Using Pyodide from Javascript

This document describes using Pyodide directly from Javascript. For information about using Pyodide from Iodide, see Using Pyodide from Iodide.


To include Pyodide in your project you can use the following CDN URL,

You can also download a release from Github releases (or build it yourself), include its contents in your distribution, and import the pyodide.js file there from a <script> tag. See the following section on serving pyodide files for more details.

The pyodide.js file has a single Promise object which bootstraps the Python environment: languagePluginLoader. Since this must happen asynchronously, it is a Promise, which you must call then on to complete initialization. When the promise resolves, pyodide will have installed a namespace in global scope: pyodide.

languagePluginLoader.then(() => {
  // pyodide is now ready to use...
  console.log(pyodide.runPython('import sys\nsys.version'));

Running Python code

Python code is run using the pyodide.runPython function. It takes as input a string of Python code. If the code ends in an expression, it returns the result of the expression, converted to Javascript objects (See type conversions).

import sys

Complete example

Create and save a test index.html page with the following contents:

<!DOCTYPE html>
      <script type="text/javascript">
          // set the pyodide files URL (packages.json, etc)
          window.languagePluginUrl = '';
      <script src=""></script>
    Pyodide test page <br>
    Open your browser console to see pyodide output
    <script type="text/javascript">
          languagePluginLoader.then(function () {
                  import sys
              console.log(pyodide.runPython('print(1 + 2)'));

Loading packages

Only the Python standard library and six are available after importing Pyodide. To use other libraries, you’ll need to load their package using pyodide.loadPackage. This downloads the file data over the network (as a .data and .js index file) and installs the files in the virtual filesystem.
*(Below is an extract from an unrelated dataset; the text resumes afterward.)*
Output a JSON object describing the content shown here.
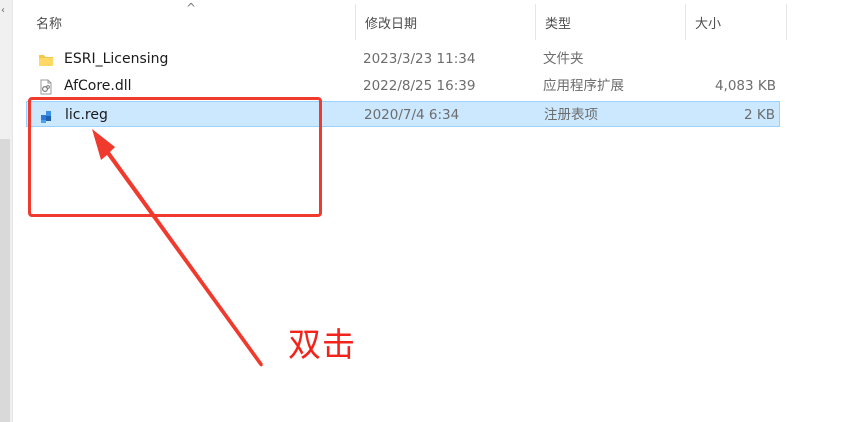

Packages can be loaded by name, for those included in the official pyodide repository (e.g. pyodide.loadPackage('numpy')). It is also possible to load packages from custom URLs (e.g. pyodide.loadPackage('https://foo/bar/numpy.js')), in which case the URL must end with <package-name>.js.
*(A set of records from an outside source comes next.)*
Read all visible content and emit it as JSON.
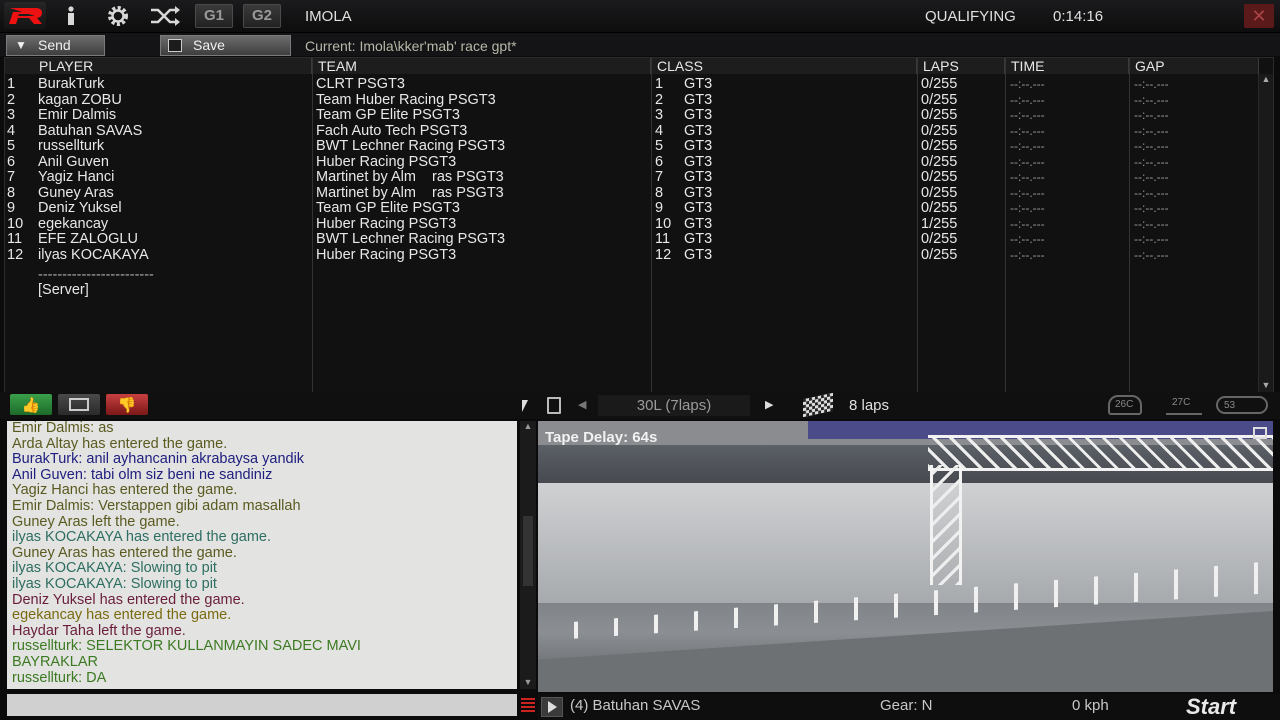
{
  "topbar": {
    "track": "IMOLA",
    "session": "QUALIFYING",
    "clock": "0:14:16",
    "g1": "G1",
    "g2": "G2",
    "icons": [
      "logo-r-icon",
      "info-icon",
      "gear-icon",
      "shuffle-icon",
      "close-icon"
    ]
  },
  "toolbar": {
    "send_label": "Send",
    "save_label": "Save",
    "current": "Current: Imola\\kker'mab' race gpt*"
  },
  "grid": {
    "headers": [
      "PLAYER",
      "TEAM",
      "CLASS",
      "LAPS",
      "TIME",
      "GAP"
    ],
    "rows": [
      {
        "pos": "1",
        "player": "BurakTurk",
        "team": "CLRT PSGT3",
        "cls_pos": "1",
        "cls": "GT3",
        "laps": "0/255",
        "time": "--:--.---",
        "gap": "--:--.---"
      },
      {
        "pos": "2",
        "player": "kagan ZOBU",
        "team": "Team Huber Racing PSGT3",
        "cls_pos": "2",
        "cls": "GT3",
        "laps": "0/255",
        "time": "--:--.---",
        "gap": "--:--.---"
      },
      {
        "pos": "3",
        "player": "Emir Dalmis",
        "team": "Team GP Elite PSGT3",
        "cls_pos": "3",
        "cls": "GT3",
        "laps": "0/255",
        "time": "--:--.---",
        "gap": "--:--.---"
      },
      {
        "pos": "4",
        "player": "Batuhan SAVAS",
        "team": "Fach Auto Tech PSGT3",
        "cls_pos": "4",
        "cls": "GT3",
        "laps": "0/255",
        "time": "--:--.---",
        "gap": "--:--.---"
      },
      {
        "pos": "5",
        "player": "russellturk",
        "team": "BWT Lechner Racing PSGT3",
        "cls_pos": "5",
        "cls": "GT3",
        "laps": "0/255",
        "time": "--:--.---",
        "gap": "--:--.---"
      },
      {
        "pos": "6",
        "player": "Anil Guven",
        "team": "Huber Racing PSGT3",
        "cls_pos": "6",
        "cls": "GT3",
        "laps": "0/255",
        "time": "--:--.---",
        "gap": "--:--.---"
      },
      {
        "pos": "7",
        "player": "Yagiz Hanci",
        "team": "Martinet by Alm    ras PSGT3",
        "cls_pos": "7",
        "cls": "GT3",
        "laps": "0/255",
        "time": "--:--.---",
        "gap": "--:--.---"
      },
      {
        "pos": "8",
        "player": "Guney Aras",
        "team": "Martinet by Alm    ras PSGT3",
        "cls_pos": "8",
        "cls": "GT3",
        "laps": "0/255",
        "time": "--:--.---",
        "gap": "--:--.---"
      },
      {
        "pos": "9",
        "player": "Deniz Yuksel",
        "team": "Team GP Elite PSGT3",
        "cls_pos": "9",
        "cls": "GT3",
        "laps": "0/255",
        "time": "--:--.---",
        "gap": "--:--.---"
      },
      {
        "pos": "10",
        "player": "egekancay",
        "team": "Huber Racing PSGT3",
        "cls_pos": "10",
        "cls": "GT3",
        "laps": "1/255",
        "time": "--:--.---",
        "gap": "--:--.---"
      },
      {
        "pos": "11",
        "player": "EFE ZALOGLU",
        "team": "BWT Lechner Racing PSGT3",
        "cls_pos": "11",
        "cls": "GT3",
        "laps": "0/255",
        "time": "--:--.---",
        "gap": "--:--.---"
      },
      {
        "pos": "12",
        "player": "ilyas KOCAKAYA",
        "team": "Huber Racing PSGT3",
        "cls_pos": "12",
        "cls": "GT3",
        "laps": "0/255",
        "time": "--:--.---",
        "gap": "--:--.---"
      }
    ],
    "separator": "------------------------",
    "server": "[Server]"
  },
  "controls": {
    "fuel_label": "30L (7laps)",
    "race_laps": "8 laps",
    "ambient_temp": "26C",
    "track_temp": "27C",
    "other_temp": "53"
  },
  "chat": [
    {
      "text": "Emir Dalmis: as",
      "color": "#5a5a20"
    },
    {
      "text": "Arda Altay has entered the game.",
      "color": "#5a5a20"
    },
    {
      "text": "BurakTurk: anil ayhancanin akrabaysa yandik",
      "color": "#202080"
    },
    {
      "text": "Anil Guven: tabi olm siz beni ne sandiniz",
      "color": "#202080"
    },
    {
      "text": "Yagiz Hanci has entered the game.",
      "color": "#5a5a20"
    },
    {
      "text": "Emir Dalmis: Verstappen gibi adam masallah",
      "color": "#5a5a20"
    },
    {
      "text": "Guney Aras left the game.",
      "color": "#5a5a20"
    },
    {
      "text": "ilyas KOCAKAYA has entered the game.",
      "color": "#2d6e62"
    },
    {
      "text": "Guney Aras has entered the game.",
      "color": "#5a5a20"
    },
    {
      "text": "ilyas KOCAKAYA: Slowing to pit",
      "color": "#2d6e62"
    },
    {
      "text": "ilyas KOCAKAYA: Slowing to pit",
      "color": "#2d6e62"
    },
    {
      "text": "Deniz Yuksel has entered the game.",
      "color": "#6a1e3c"
    },
    {
      "text": "egekancay has entered the game.",
      "color": "#7a6a10"
    },
    {
      "text": "Haydar Taha left the game.",
      "color": "#6a1e3c"
    },
    {
      "text": "russellturk: SELEKTOR KULLANMAYIN SADEC MAVI",
      "color": "#3c7a22"
    },
    {
      "text": "BAYRAKLAR",
      "color": "#3c7a22"
    },
    {
      "text": "russellturk: DA",
      "color": "#3c7a22"
    }
  ],
  "view": {
    "tape_delay": "Tape Delay: 64s"
  },
  "bottombar": {
    "driver": "(4) Batuhan SAVAS",
    "gear": "Gear: N",
    "speed": "0 kph",
    "start_label": "Start"
  }
}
When you request a package from the official repository, all of that package’s dependencies are also loaded. Dependency resolution is not yet implemented when loading packages from custom URLs.
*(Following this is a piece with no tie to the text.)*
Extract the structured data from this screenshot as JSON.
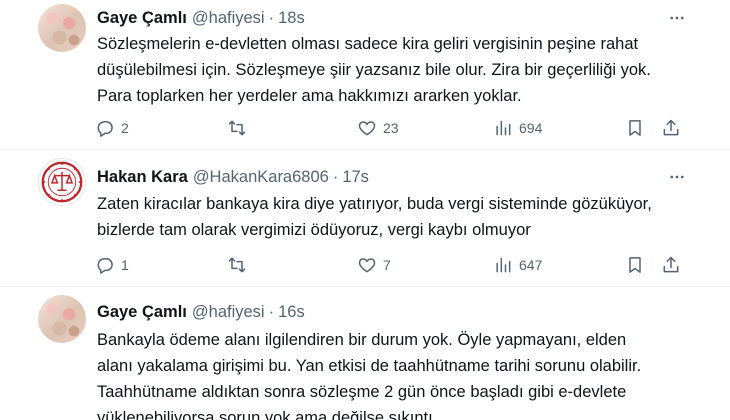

Multiple packages can also be loaded in a single call,

pyodide.loadPackage(['cycler', 'pytz'])

pyodide.loadPackage returns a Promise.

pyodide.loadPackage('matplotlib').then(() => {
  // matplotlib is now available

Serving pyodide files

If you built your pyodide distribution or downloaded the release tarball you need to serve pyodide files with a appropriate headers.

Because browsers require WebAssembly files to have mimetype of application/wasm we’re unable to serve our files using Python’s built-in SimpleHTTPServer module.

Let’s wrap Python’s Simple HTTP Server and provide the appropiate mimetype for WebAssembly files into a file (in the pyodide_local directory):

import sys
import socketserver
from http.server import SimpleHTTPRequestHandler

class Handler(SimpleHTTPRequestHandler):

    def end_headers(self):
        # Enable Cross-Origin Resource Sharing (CORS)
        self.send_header('Access-Control-Allow-Origin', '*')

if sys.version_info < (3, 7, 5):
    # Fix for WASM MIME type for older Python versions
    Handler.extensions_map['.wasm'] = 'application/wasm'

if __name__ == '__main__':
    port = 8000
    with socketserver.TCPServer(("", port), Handler) as httpd:
        print("Serving at:{}".format(port))

Let’s test it out. In your favourite shell, let’s start our WebAssembly aware web server:


Point your WebAssembly aware browser to http://localhost:8000/index.html and open your browser console to see the output from python via pyodide!